Decision-making in the real world

Prediction markets and other “wisdom of crowds” approaches attempt to forecast the outcome of complex events based on probability estimates.  This is the classic “guess the number of jellybeans” approach. “Will people buy this product” is a prediction question. Understanding why, and what you can do about it, is an insight question. This is more useful in situations that require nuance, perspective, and interpretation; in other words, almost all important decisions in the real world.

A new WAY OF BUILDING strategy and foresight

Futurescaper builds upon decades of research about how people see the the world (through metaphor, mental models, frames, and cognitive biases) and about how decisions are made (through trade-offs, group bargaining, and communities of influence). We start with stakeholders’ awareness and perspectives, then use advanced visualisation techniques to represents them as collective mental models. This reveals a picture of the complex cause and effect behind difficult issues, helping you converge on the most important areas of uncertainty and influence.
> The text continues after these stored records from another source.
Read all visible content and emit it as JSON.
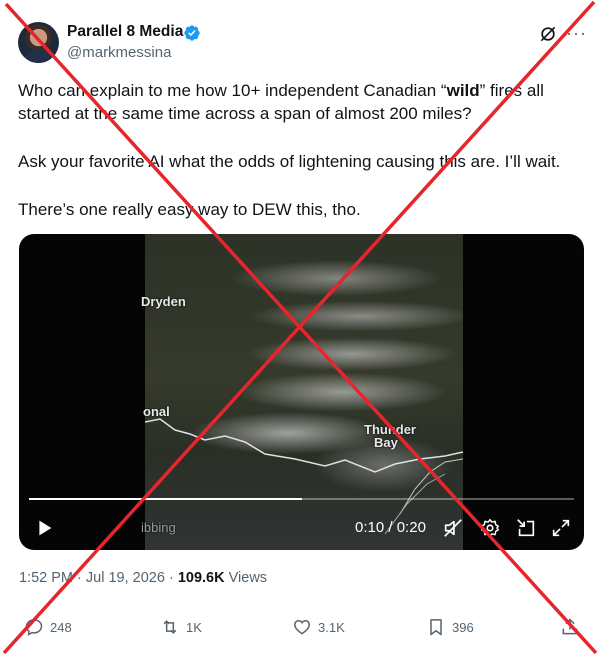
{
  "author": {
    "name": "Parallel 8 Media",
    "handle": "@markmessina"
  },
  "tweet": {
    "para1_a": "Who can explain to me how 10+ independent Canadian “",
    "para1_bold": "wild",
    "para1_b": "” fires all started at the same time across a span of almost 200 miles?",
    "para2": "Ask your favorite AI what the odds of lightening causing this are.  I’ll wait.",
    "para3": "There’s one really easy way to DEW this, tho."
  },
  "video": {
    "labels": {
      "dryden": "Dryden",
      "national": "onal",
      "thunder": "Thunder",
      "bay": "Bay",
      "gibbing": "ibbing"
    },
    "current_time": "0:10",
    "separator": "/",
    "duration": "0:20",
    "progress_fraction": 0.5
  },
  "meta": {
    "time": "1:52 PM",
    "dot1": "·",
    "date": "Jul 19, 2026",
    "dot2": "·",
    "views_count": "109.6K",
    "views_label": "Views"
  },
  "actions": {
    "replies": "248",
    "reposts": "1K",
    "likes": "3.1K",
    "bookmarks": "396"
  },
  "colors": {
    "verified_blue": "#1d9bf0",
    "overlay_red": "#e5262c",
    "secondary_text": "#536471"
  }
}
Human insight, not big data

Complex strategic decisions often have no right answer. The most important questions require an understanding of who thinks what, why, and how they might respond. Leaders need to understand how people perceive an issue, in addition to how that issue actually works. Futurescaper’s unique approach maps these perceptions onto strategic options, providing unparalleled understanding of fast-moving, real-world challenges at speeds never before possible.

A decade OF RESEARCH & development

Futurescaper's inception began in 2006 as a PhD research project at MIT by Futurescaper's co-founder Dr Noah Raford, with sustained software development since 2011. Read the below journal article on the impact of networked approaches on strategic foresight and policy development that summarizes Futurescaper's research origins.